The Canadian Coalition for Construction Steel (CCCS) is urging the federal government to make an evidence-based decision on any new action on imported steel products.

According to the coalition, changes could create steel shortages for the Canadian construction industry, impact major building projects, and put more than 60,000 jobs at risk in the construction sector alone.

The government had announced that it was considering whether to impose new trade measures known as “safeguards,” limiting steel imports by way of tariffs and/or quotas. The government now says that it will conduct 15 days of formal consultations before making any decision.
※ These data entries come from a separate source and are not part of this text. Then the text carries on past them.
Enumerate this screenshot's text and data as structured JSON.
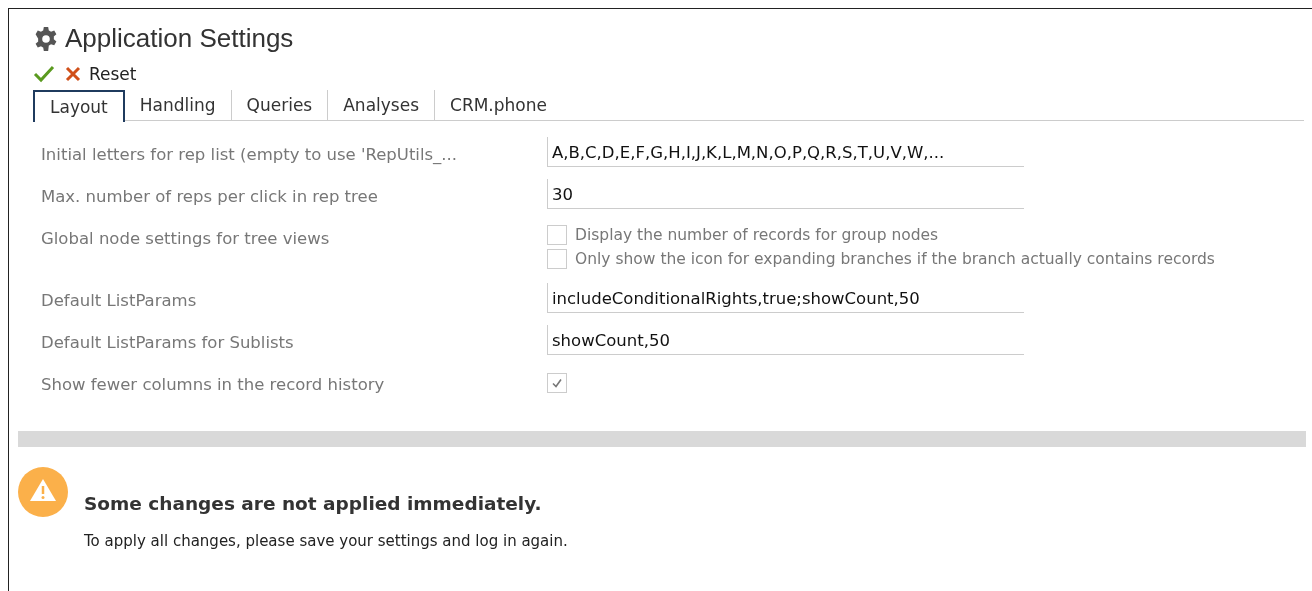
{
  "window": {
    "title": "Application Settings"
  },
  "toolbar": {
    "reset_label": "Reset"
  },
  "tabs": [
    {
      "label": "Layout",
      "selected": true
    },
    {
      "label": "Handling",
      "selected": false
    },
    {
      "label": "Queries",
      "selected": false
    },
    {
      "label": "Analyses",
      "selected": false
    },
    {
      "label": "CRM.phone",
      "selected": false
    }
  ],
  "settings": [
    {
      "kind": "text",
      "label": "Initial letters for rep list (empty to use 'RepUtils_...",
      "value": "A,B,C,D,E,F,G,H,I,J,K,L,M,N,O,P,Q,R,S,T,U,V,W,..."
    },
    {
      "kind": "text",
      "label": "Max. number of reps per click in rep tree",
      "value": "30"
    },
    {
      "kind": "checkboxes",
      "label": "Global node settings for tree views",
      "options": [
        {
          "label": "Display the number of records for group nodes",
          "checked": false
        },
        {
          "label": "Only show the icon for expanding branches if the branch actually contains records",
          "checked": false
        }
      ]
    },
    {
      "kind": "text",
      "label": "Default ListParams",
      "value": "includeConditionalRights,true;showCount,50"
    },
    {
      "kind": "text",
      "label": "Default ListParams for Sublists",
      "value": "showCount,50"
    },
    {
      "kind": "checkbox",
      "label": "Show fewer columns in the record history",
      "checked": true
    }
  ],
  "notice": {
    "heading": "Some changes are not applied immediately.",
    "text": "To apply all changes, please save your settings and log in again."
  }
}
“We had urged the Government of Canada to engage in broad-based consultations before taking any new action, and we look forward to engaging constructively on this critical issue.  We are confident that when the government has all the evidence, it will conclude that steel production in Canada is not at risk. Even if that changes at some point, there are already ample restrictions for unfairly traded steel,” CCCS legal counsel Jesse Goldman said in a statement.

Goldman added: “We are certain that – in the broader public interest of all Canadians – the government will make an evidence-based decision that balances the interests of producers and users. No government would put in peril the country’s construction sector that is vital to the national economy, employing nearly 1.2 million Canadians from coast to coast, including 500,000 unionized tradespeople.”

Goldman says that any safeguards need to ensure an adequate supply of construction steel.

In a press statement the CCCS said that “stability of supply has long been vital to the construction industry, as the mills in Canada have the capacity to supply only about 50 per cent of domestic demand for construction steel. Historically, roughly half the balance has come from the U.S., and the rest from outside North America.”